- Accurate, Local Home Energy Monitoring: Part 1 – Hardware
- Accurate, Local Home Energy Monitoring: Part 2 – Network Config
- Accurate, Local Home Energy Monitoring: Part 3 – Software Config
- Visualizing Home Energy Usage in InfluxDB and Home Assistant
- Local Energy Monitoring using the Emporia Vue 2
This post continues from the previous post in the series where I walked through the decision process on what energy monitor system to use and how to install Brultech GEM Monitor. I ended with the hardware physically installed and all Current Transformers (CTs) connected.
In this post, I continue from that point and walk through the network and software configuration defining each circuit size.
First, connect the device to the network (I’m using Ethernet) and ensure it’s turned on. Then discover the IP address of the monitor. I found it by logging in to the router’s config web page and checking for the DHCP lease from the device. Brultech has a few different tools that help you discover the device, but they didn’t really work for me and looked like they were written a decade ago.
To configure how to control the device, I port scanned it and found it listens on several different ports:
PORT STATE SERVICE VERSION 23/tcp open telnet? 80/tcp open http 1025/tcp open NFS-or-IIS? 8000/tcp open http-alt GEM ver1
Port 80 and port 8000 are both HTTP services that control different aspects of the monitor.
The default credentials for port 80 are username:admin and password:admin.
This GEM monitor includes both Wi-Fi and Ethernet connections. By default, it broadcasts a Wi-Fi network (SSID: GreenEye_XYZ) that you can connect to, however if you’re connecting via Ethernet, an extra Wi-Fi network just adds noise to the RF channel. Removing the antenna doesn’t fully stop it. Luckily in COM firmware version v4.17+, you can explicitly disable it (reference.) To disable it, navigate to:
and click the “Adv” tab at the top., then scroll down to near the bottom where it has a button for “AP off”
The GEM monitor should reboot and the Wi-Fi network will be gone. The first time I did this, the monitor failed to come back (possibly because I modified Wi-Fi settings on the port 80 before trying to disable it.) If that happens, reset it by holding the network reset button for 5 seconds and going directly to this page and disabling the AP.
Configuring the CTs

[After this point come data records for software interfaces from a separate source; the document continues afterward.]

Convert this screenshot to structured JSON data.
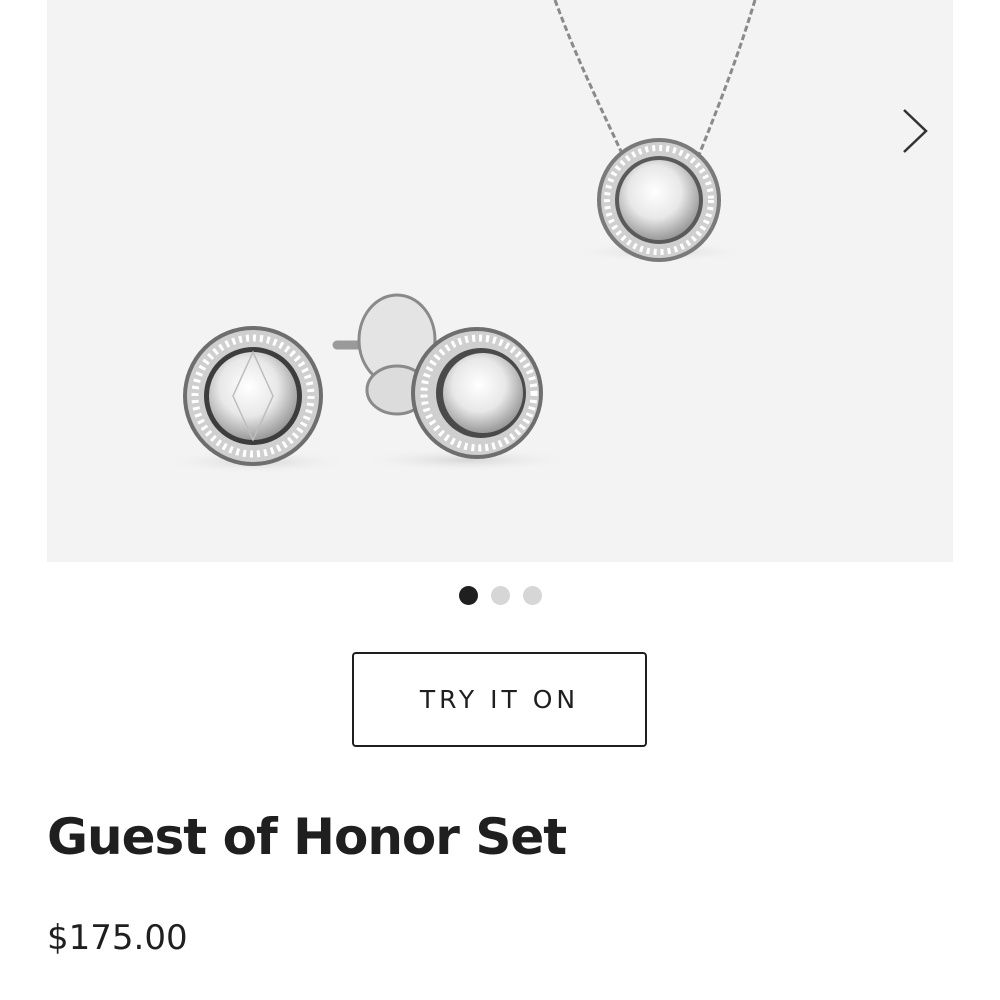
{
  "carousel": {
    "image_icon": "earrings-necklace-product-image",
    "next_icon": "chevron-right-icon",
    "dots_count": 3,
    "active_dot": 0
  },
  "actions": {
    "try_on_label": "TRY IT ON"
  },
  "product": {
    "title": "Guest of Honor Set",
    "price": "$175.00"
  },
  "colors": {
    "background": "#ffffff",
    "image_bg": "#f3f3f3",
    "text": "#1f1f1f",
    "dot_active": "#1f1f1f",
    "dot_inactive": "#d6d6d6"
  }
}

Since CTs can come in different sizes (30amps all the way to 200 amps,) the GEM device needs to know exactly what CT is installed on each channel. Otherwise it won’t know how to translate the signals it receives into the correct current measurement.
To assign the channels, download the GEM Network Utility from BrulTech download page. Switch to TCP Client mode, set Port: 8000, and enter the IP address of the device, then click Open on the right side.
If it succeeds, it should show Status: Connected. In the menu bar, click CT and PT Settings. In the window that opens, configure the CT types for each channel then click Save.
After that, check out the Live Data tab to verify everything looks right. Below, we tested turning on several heaters and verified that the values of each channel sum up approximately to the total in channel 1. Before changing the models in the previous steps, the channels were not adding up. After the change, I saw that the individual values didn’t sum up to be exactly equal to the total in channel 1, but it was pretty close and I imagine there’s some measurement tolerances because each channel is being measured independently.
Now everything should be measured correctly. The next step will be to connect it to HomeAssistant. This will come in the next blog post.